#### WORK ORDER
Please repeat the records beneath this task exactly as they appear, but skip the images.

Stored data
+++
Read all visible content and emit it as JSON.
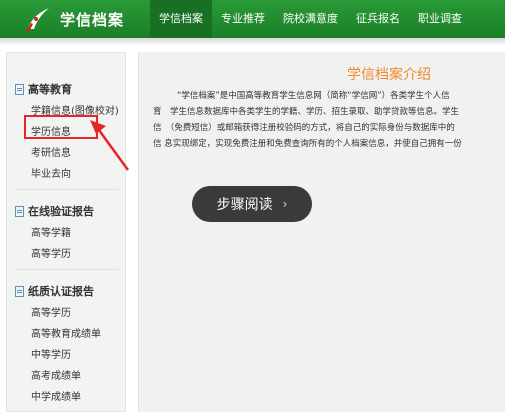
{
  "header": {
    "brand": "学信档案",
    "nav": [
      {
        "label": "学信档案",
        "active": true
      },
      {
        "label": "专业推荐",
        "active": false
      },
      {
        "label": "院校满意度",
        "active": false
      },
      {
        "label": "征兵报名",
        "active": false
      },
      {
        "label": "职业调查",
        "active": false
      }
    ]
  },
  "sidebar": {
    "groups": [
      {
        "title": "高等教育",
        "items": [
          "学籍信息(图像校对)",
          "学历信息",
          "考研信息",
          "毕业去向"
        ]
      },
      {
        "title": "在线验证报告",
        "items": [
          "高等学籍",
          "高等学历"
        ]
      },
      {
        "title": "纸质认证报告",
        "items": [
          "高等学历",
          "高等教育成绩单",
          "中等学历",
          "高考成绩单",
          "中学成绩单"
        ]
      }
    ]
  },
  "main": {
    "title": "学信档案介绍",
    "lines": [
      "“学信档案”是中国高等教育学生信息网（简称“学信网”）各类学生个人信",
      "育　学生信息数据库中各类学生的学籍、学历、招生录取、助学贷款等信息。学生",
      "信　（免费短信）或邮箱获得注册校验码的方式，将自己的实际身份与数据库中的",
      "信 息实现绑定，实现免费注册和免费查询所有的个人档案信息，并使自己拥有一份"
    ]
  },
  "overlay": {
    "step_label": "步骤阅读",
    "chevron": "›"
  },
  "colors": {
    "header_green": "#1f8a2e",
    "title_orange": "#f08a2c",
    "highlight_red": "#e8242a"
  }
}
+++
#### REPLY
Read all visible content and emit it as JSON.
{
  "header": {
    "brand": "学信档案",
    "nav": [
      {
        "label": "学信档案",
        "active": true
      },
      {
        "label": "专业推荐",
        "active": false
      },
      {
        "label": "院校满意度",
        "active": false
      },
      {
        "label": "征兵报名",
        "active": false
      },
      {
        "label": "职业调查",
        "active": false
      }
    ]
  },
  "sidebar": {
    "groups": [
      {
        "title": "高等教育",
        "items": [
          "学籍信息(图像校对)",
          "学历信息",
          "考研信息",
          "毕业去向"
        ]
      },
      {
        "title": "在线验证报告",
        "items": [
          "高等学籍",
          "高等学历"
        ]
      },
      {
        "title": "纸质认证报告",
        "items": [
          "高等学历",
          "高等教育成绩单",
          "中等学历",
          "高考成绩单",
          "中学成绩单"
        ]
      }
    ]
  },
  "main": {
    "title": "学信档案介绍",
    "lines": [
      "“学信档案”是中国高等教育学生信息网（简称“学信网”）各类学生个人信",
      "育　学生信息数据库中各类学生的学籍、学历、招生录取、助学贷款等信息。学生",
      "信　（免费短信）或邮箱获得注册校验码的方式，将自己的实际身份与数据库中的",
      "信 息实现绑定，实现免费注册和免费查询所有的个人档案信息，并使自己拥有一份"
    ]
  },
  "overlay": {
    "step_label": "步骤阅读",
    "chevron": "›"
  },
  "colors": {
    "header_green": "#1f8a2e",
    "title_orange": "#f08a2c",
    "highlight_red": "#e8242a"
  }
}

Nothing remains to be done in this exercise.